── EXTRACTED RECORDS ──
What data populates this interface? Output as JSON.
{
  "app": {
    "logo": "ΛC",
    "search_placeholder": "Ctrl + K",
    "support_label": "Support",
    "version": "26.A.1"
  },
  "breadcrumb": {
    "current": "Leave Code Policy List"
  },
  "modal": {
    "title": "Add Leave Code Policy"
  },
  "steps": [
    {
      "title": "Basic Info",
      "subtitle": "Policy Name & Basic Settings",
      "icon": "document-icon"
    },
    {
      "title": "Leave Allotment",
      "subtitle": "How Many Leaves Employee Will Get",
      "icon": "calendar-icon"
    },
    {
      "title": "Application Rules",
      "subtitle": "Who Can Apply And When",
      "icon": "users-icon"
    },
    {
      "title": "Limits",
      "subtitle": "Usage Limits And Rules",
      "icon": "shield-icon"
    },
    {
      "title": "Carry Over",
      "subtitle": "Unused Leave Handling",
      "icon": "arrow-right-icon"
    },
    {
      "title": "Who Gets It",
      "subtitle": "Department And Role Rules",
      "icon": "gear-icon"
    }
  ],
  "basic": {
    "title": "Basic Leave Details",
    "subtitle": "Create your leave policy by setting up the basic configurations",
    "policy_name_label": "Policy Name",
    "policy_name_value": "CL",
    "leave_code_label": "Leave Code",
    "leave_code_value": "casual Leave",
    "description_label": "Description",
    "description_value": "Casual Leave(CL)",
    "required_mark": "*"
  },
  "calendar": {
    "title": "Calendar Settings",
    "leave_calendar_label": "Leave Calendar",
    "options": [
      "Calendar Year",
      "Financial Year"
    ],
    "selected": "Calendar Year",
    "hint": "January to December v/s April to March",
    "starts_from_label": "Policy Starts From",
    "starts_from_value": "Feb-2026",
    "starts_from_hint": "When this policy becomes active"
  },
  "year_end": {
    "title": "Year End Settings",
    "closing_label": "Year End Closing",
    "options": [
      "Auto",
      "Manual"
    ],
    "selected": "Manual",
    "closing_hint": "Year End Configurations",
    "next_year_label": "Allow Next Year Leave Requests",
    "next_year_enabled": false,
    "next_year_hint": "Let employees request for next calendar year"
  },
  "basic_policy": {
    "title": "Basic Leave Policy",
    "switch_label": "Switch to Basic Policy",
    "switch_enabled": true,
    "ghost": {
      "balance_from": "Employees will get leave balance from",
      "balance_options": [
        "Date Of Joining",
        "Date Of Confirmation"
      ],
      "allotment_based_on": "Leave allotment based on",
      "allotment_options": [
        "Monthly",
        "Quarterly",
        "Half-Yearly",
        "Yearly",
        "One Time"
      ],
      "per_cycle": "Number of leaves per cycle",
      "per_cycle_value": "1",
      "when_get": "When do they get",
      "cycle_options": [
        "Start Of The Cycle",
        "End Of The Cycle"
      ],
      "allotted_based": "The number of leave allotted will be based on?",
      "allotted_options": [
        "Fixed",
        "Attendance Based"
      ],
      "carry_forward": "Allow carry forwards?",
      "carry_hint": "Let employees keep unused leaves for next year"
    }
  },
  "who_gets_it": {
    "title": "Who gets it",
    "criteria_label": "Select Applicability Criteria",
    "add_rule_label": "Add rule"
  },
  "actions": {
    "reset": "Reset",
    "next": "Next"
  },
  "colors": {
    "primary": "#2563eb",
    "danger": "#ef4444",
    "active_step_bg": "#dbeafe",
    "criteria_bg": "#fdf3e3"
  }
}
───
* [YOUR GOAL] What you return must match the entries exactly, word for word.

* [SOLUTION FOR THIS TASK]
What data populates this interface? Output as JSON.
{
  "app": {
    "logo": "ΛC",
    "search_placeholder": "Ctrl + K",
    "support_label": "Support",
    "version": "26.A.1"
  },
  "breadcrumb": {
    "current": "Leave Code Policy List"
  },
  "modal": {
    "title": "Add Leave Code Policy"
  },
  "steps": [
    {
      "title": "Basic Info",
      "subtitle": "Policy Name & Basic Settings",
      "icon": "document-icon"
    },
    {
      "title": "Leave Allotment",
      "subtitle": "How Many Leaves Employee Will Get",
      "icon": "calendar-icon"
    },
    {
      "title": "Application Rules",
      "subtitle": "Who Can Apply And When",
      "icon": "users-icon"
    },
    {
      "title": "Limits",
      "subtitle": "Usage Limits And Rules",
      "icon": "shield-icon"
    },
    {
      "title": "Carry Over",
      "subtitle": "Unused Leave Handling",
      "icon": "arrow-right-icon"
    },
    {
      "title": "Who Gets It",
      "subtitle": "Department And Role Rules",
      "icon": "gear-icon"
    }
  ],
  "basic": {
    "title": "Basic Leave Details",
    "subtitle": "Create your leave policy by setting up the basic configurations",
    "policy_name_label": "Policy Name",
    "policy_name_value": "CL",
    "leave_code_label": "Leave Code",
    "leave_code_value": "casual Leave",
    "description_label": "Description",
    "description_value": "Casual Leave(CL)",
    "required_mark": "*"
  },
  "calendar": {
    "title": "Calendar Settings",
    "leave_calendar_label": "Leave Calendar",
    "options": [
      "Calendar Year",
      "Financial Year"
    ],
    "selected": "Calendar Year",
    "hint": "January to December v/s April to March",
    "starts_from_label": "Policy Starts From",
    "starts_from_value": "Feb-2026",
    "starts_from_hint": "When this policy becomes active"
  },
  "year_end": {
    "title": "Year End Settings",
    "closing_label": "Year End Closing",
    "options": [
      "Auto",
      "Manual"
    ],
    "selected": "Manual",
    "closing_hint": "Year End Configurations",
    "next_year_label": "Allow Next Year Leave Requests",
    "next_year_enabled": false,
    "next_year_hint": "Let employees request for next calendar year"
  },
  "basic_policy": {
    "title": "Basic Leave Policy",
    "switch_label": "Switch to Basic Policy",
    "switch_enabled": true,
    "ghost": {
      "balance_from": "Employees will get leave balance from",
      "balance_options": [
        "Date Of Joining",
        "Date Of Confirmation"
      ],
      "allotment_based_on": "Leave allotment based on",
      "allotment_options": [
        "Monthly",
        "Quarterly",
        "Half-Yearly",
        "Yearly",
        "One Time"
      ],
      "per_cycle": "Number of leaves per cycle",
      "per_cycle_value": "1",
      "when_get": "When do they get",
      "cycle_options": [
        "Start Of The Cycle",
        "End Of The Cycle"
      ],
      "allotted_based": "The number of leave allotted will be based on?",
      "allotted_options": [
        "Fixed",
        "Attendance Based"
      ],
      "carry_forward": "Allow carry forwards?",
      "carry_hint": "Let employees keep unused leaves for next year"
    }
  },
  "who_gets_it": {
    "title": "Who gets it",
    "criteria_label": "Select Applicability Criteria",
    "add_rule_label": "Add rule"
  },
  "actions": {
    "reset": "Reset",
    "next": "Next"
  },
  "colors": {
    "primary": "#2563eb",
    "danger": "#ef4444",
    "active_step_bg": "#dbeafe",
    "criteria_bg": "#fdf3e3"
  }
}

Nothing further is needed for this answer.